Ensuring flexible responses from all statutory and voluntary agencies
- Are all local services going the extra mile for this group? Coordination won’t work unless local agencies also provide flexible services for clients to use. There are many different ways to achieve flexibility in your local area. We have made some suggestions below grouped around ‘strategic’, ‘economic’ and ‘cultural/organisational’ and will add to this list as the MEAM Approach develops
Strategic. Have you considered:
- Developing a Board of senior individuals to oversee a coordinated intervention? They can troubleshoot, fundraise, share data and give permission for things to be done differently at the frontline. An Operational Group of service managers can provide a forum for case conferencing and for agreeing shared support packages for clients. Draft terms of reference for both groups are available by clicking the links.
Cultural: Have you considered:
- Supporting professionals across sectors to work better together? An Operational Group is one way of doing this, or you may wish to consider a community of practice. The design of your coordination model may also support this (i.e. by placing those leading on coordination in a multi-disciplinary team).
Economic. Have you thought about:
- Making it a requirement of all service contracts to provide flexible responses?
- Individual budgets, that allow services to be purchased for clients?
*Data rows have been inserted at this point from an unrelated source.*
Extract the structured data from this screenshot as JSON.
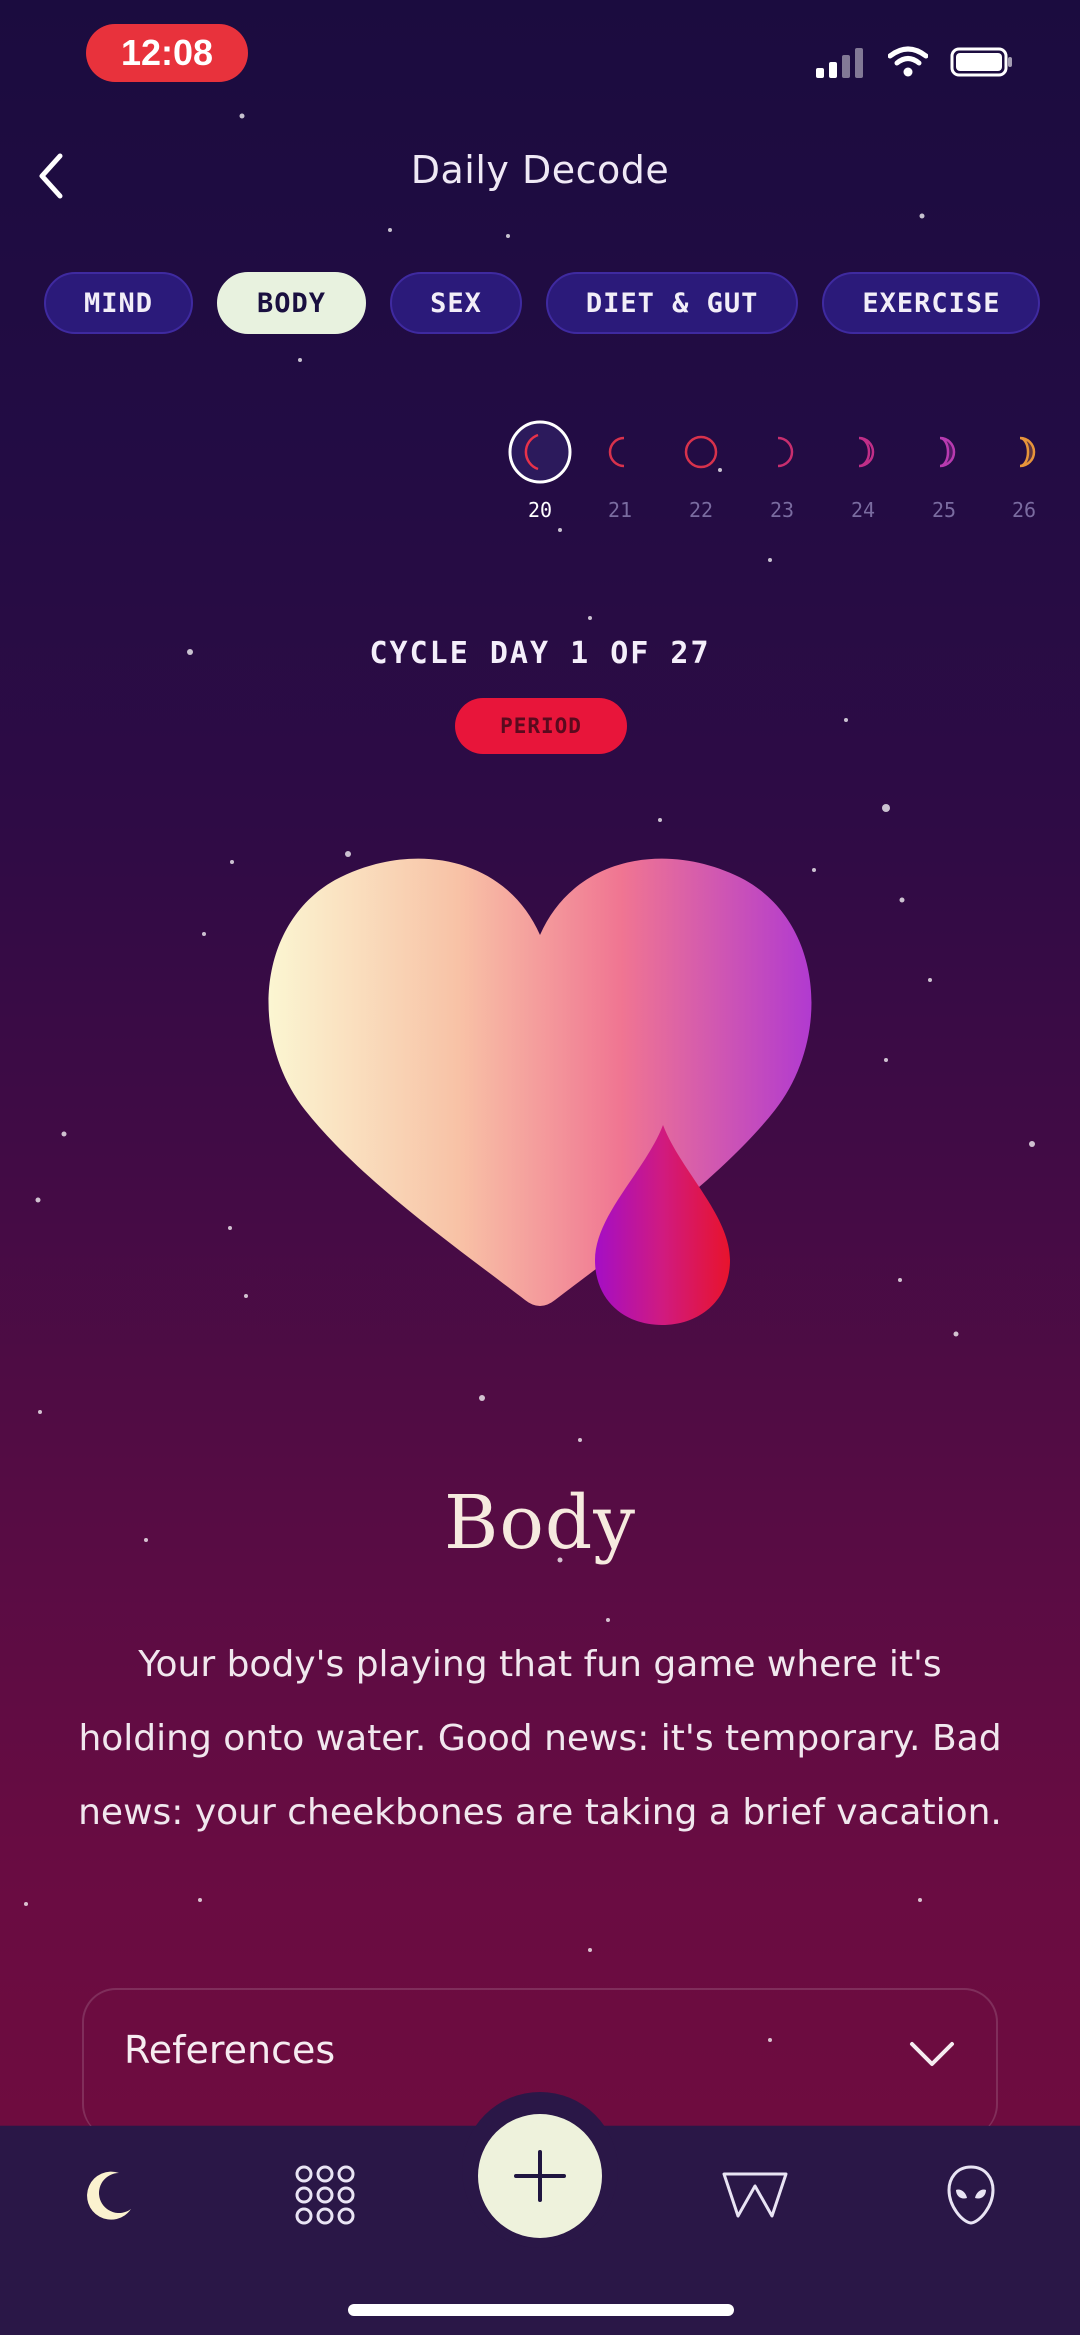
{
  "status_bar": {
    "time": "12:08"
  },
  "header": {
    "title": "Daily Decode"
  },
  "tabs": [
    {
      "label": "MIND"
    },
    {
      "label": "BODY"
    },
    {
      "label": "SEX"
    },
    {
      "label": "DIET & GUT"
    },
    {
      "label": "EXERCISE"
    }
  ],
  "active_tab": "BODY",
  "days": [
    {
      "num": "20"
    },
    {
      "num": "21"
    },
    {
      "num": "22"
    },
    {
      "num": "23"
    },
    {
      "num": "24"
    },
    {
      "num": "25"
    },
    {
      "num": "26"
    }
  ],
  "cycle": {
    "label": "CYCLE DAY 1 OF 27",
    "phase": "PERIOD"
  },
  "section": {
    "title": "Body",
    "description": "Your body's playing that fun game where it's holding onto water. Good news: it's temporary. Bad news: your cheekbones are taking a brief vacation."
  },
  "references": {
    "label": "References"
  },
  "nav": {
    "items": [
      "moon-icon",
      "grid-icon",
      "add-icon",
      "w-icon",
      "alien-icon"
    ]
  },
  "colors": {
    "accent_tab": "#2b1a7a",
    "active_tab": "#e8f2df",
    "period_badge": "#e8153a",
    "nav_bg": "#2a1747"
  }
}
A number of small-scale schemes have been successful, but there are not yet examples of social care style individuals budgets for people with multiple needs.
- Payment by results, which could incentivise providers (or a series of providers) to provide services that meet a set of locally agreed outcomes?
- Pooled budgets, which could help fund any of the above. Commissioners may make equal contributions to a pooled budget or design a system with variable contributions based on expected savings.
This section links closely to the sustainability and system change section, so please explore that too.